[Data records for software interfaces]
════

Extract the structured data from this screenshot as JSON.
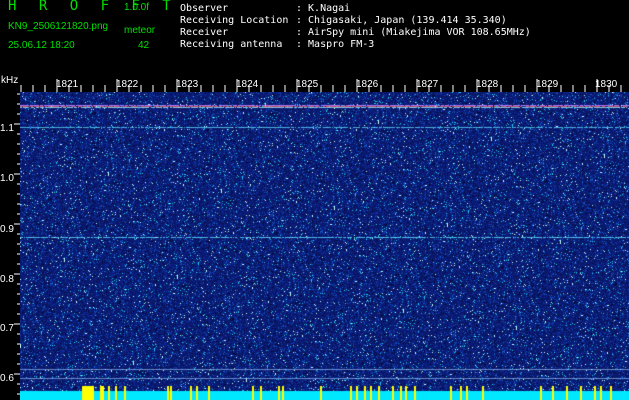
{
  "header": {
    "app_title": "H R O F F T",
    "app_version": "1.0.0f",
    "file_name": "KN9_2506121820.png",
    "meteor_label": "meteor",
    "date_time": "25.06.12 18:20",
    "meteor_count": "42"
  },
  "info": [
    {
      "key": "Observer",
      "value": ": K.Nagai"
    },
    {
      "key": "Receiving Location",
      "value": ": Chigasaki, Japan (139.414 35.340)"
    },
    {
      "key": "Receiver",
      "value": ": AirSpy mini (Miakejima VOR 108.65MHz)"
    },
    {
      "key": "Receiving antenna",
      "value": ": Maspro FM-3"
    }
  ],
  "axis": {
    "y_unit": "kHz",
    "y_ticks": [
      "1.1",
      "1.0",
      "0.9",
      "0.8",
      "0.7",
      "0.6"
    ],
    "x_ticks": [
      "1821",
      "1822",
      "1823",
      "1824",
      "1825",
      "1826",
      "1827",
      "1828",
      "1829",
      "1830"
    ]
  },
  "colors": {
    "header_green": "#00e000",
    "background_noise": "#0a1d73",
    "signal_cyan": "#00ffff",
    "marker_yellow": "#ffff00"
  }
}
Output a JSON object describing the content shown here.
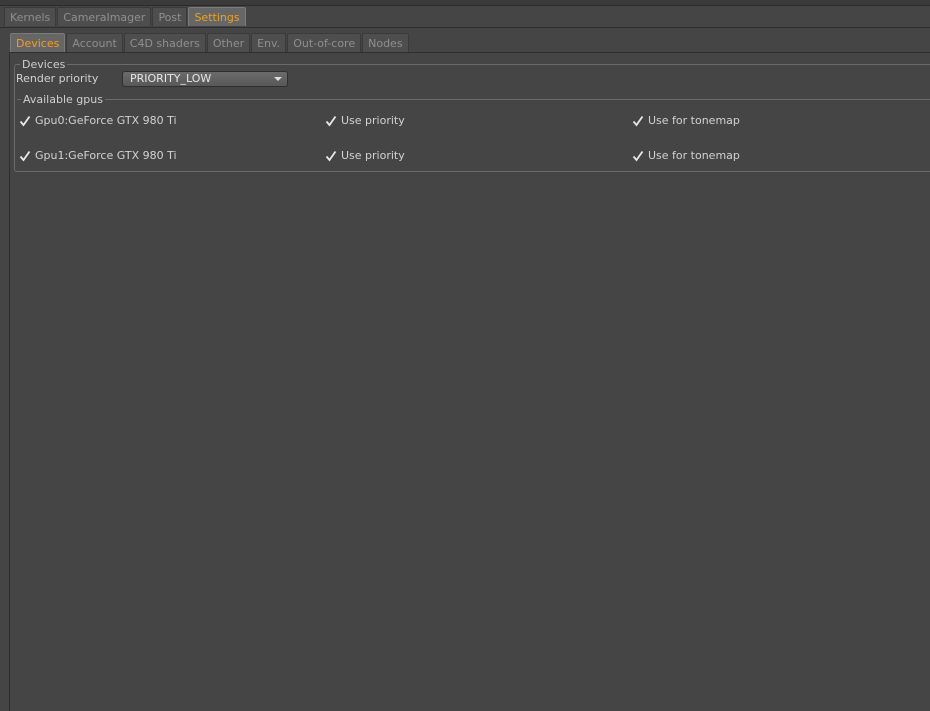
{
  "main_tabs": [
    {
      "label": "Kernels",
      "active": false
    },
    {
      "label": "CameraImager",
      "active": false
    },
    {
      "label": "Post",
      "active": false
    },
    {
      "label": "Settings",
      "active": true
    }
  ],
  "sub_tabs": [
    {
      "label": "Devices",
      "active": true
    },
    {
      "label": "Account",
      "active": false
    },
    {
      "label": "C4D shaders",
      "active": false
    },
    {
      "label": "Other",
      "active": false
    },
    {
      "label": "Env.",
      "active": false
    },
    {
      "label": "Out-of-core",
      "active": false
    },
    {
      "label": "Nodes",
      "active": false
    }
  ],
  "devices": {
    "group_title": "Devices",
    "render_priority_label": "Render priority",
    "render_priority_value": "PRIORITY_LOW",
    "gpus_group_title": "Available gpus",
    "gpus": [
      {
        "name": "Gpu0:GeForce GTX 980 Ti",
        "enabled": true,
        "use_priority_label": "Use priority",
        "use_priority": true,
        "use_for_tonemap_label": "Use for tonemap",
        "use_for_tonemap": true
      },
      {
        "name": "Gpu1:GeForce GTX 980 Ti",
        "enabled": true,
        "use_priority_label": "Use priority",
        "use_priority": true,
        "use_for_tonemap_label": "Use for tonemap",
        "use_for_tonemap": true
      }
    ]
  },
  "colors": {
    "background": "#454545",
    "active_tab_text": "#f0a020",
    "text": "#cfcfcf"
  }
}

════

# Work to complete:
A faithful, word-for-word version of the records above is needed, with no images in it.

# Result of this task:
Extract the structured data from this screenshot as JSON.
{
  "header": {
    "app_title": "H R O F F T",
    "app_version": "1.0.0f",
    "file_name": "KN9_2506121820.png",
    "meteor_label": "meteor",
    "date_time": "25.06.12 18:20",
    "meteor_count": "42"
  },
  "info": [
    {
      "key": "Observer",
      "value": ": K.Nagai"
    },
    {
      "key": "Receiving Location",
      "value": ": Chigasaki, Japan (139.414 35.340)"
    },
    {
      "key": "Receiver",
      "value": ": AirSpy mini (Miakejima VOR 108.65MHz)"
    },
    {
      "key": "Receiving antenna",
      "value": ": Maspro FM-3"
    }
  ],
  "axis": {
    "y_unit": "kHz",
    "y_ticks": [
      "1.1",
      "1.0",
      "0.9",
      "0.8",
      "0.7",
      "0.6"
    ],
    "x_ticks": [
      "1821",
      "1822",
      "1823",
      "1824",
      "1825",
      "1826",
      "1827",
      "1828",
      "1829",
      "1830"
    ]
  },
  "colors": {
    "header_green": "#00e000",
    "background_noise": "#0a1d73",
    "signal_cyan": "#00ffff",
    "marker_yellow": "#ffff00"
  }
}
Output a JSON object describing the content shown here.
{
  "main_tabs": [
    {
      "label": "Kernels",
      "active": false
    },
    {
      "label": "CameraImager",
      "active": false
    },
    {
      "label": "Post",
      "active": false
    },
    {
      "label": "Settings",
      "active": true
    }
  ],
  "sub_tabs": [
    {
      "label": "Devices",
      "active": true
    },
    {
      "label": "Account",
      "active": false
    },
    {
      "label": "C4D shaders",
      "active": false
    },
    {
      "label": "Other",
      "active": false
    },
    {
      "label": "Env.",
      "active": false
    },
    {
      "label": "Out-of-core",
      "active": false
    },
    {
      "label": "Nodes",
      "active": false
    }
  ],
  "devices": {
    "group_title": "Devices",
    "render_priority_label": "Render priority",
    "render_priority_value": "PRIORITY_LOW",
    "gpus_group_title": "Available gpus",
    "gpus": [
      {
        "name": "Gpu0:GeForce GTX 980 Ti",
        "enabled": true,
        "use_priority_label": "Use priority",
        "use_priority": true,
        "use_for_tonemap_label": "Use for tonemap",
        "use_for_tonemap": true
      },
      {
        "name": "Gpu1:GeForce GTX 980 Ti",
        "enabled": true,
        "use_priority_label": "Use priority",
        "use_priority": true,
        "use_for_tonemap_label": "Use for tonemap",
        "use_for_tonemap": true
      }
    ]
  },
  "colors": {
    "background": "#454545",
    "active_tab_text": "#f0a020",
    "text": "#cfcfcf"
  }
}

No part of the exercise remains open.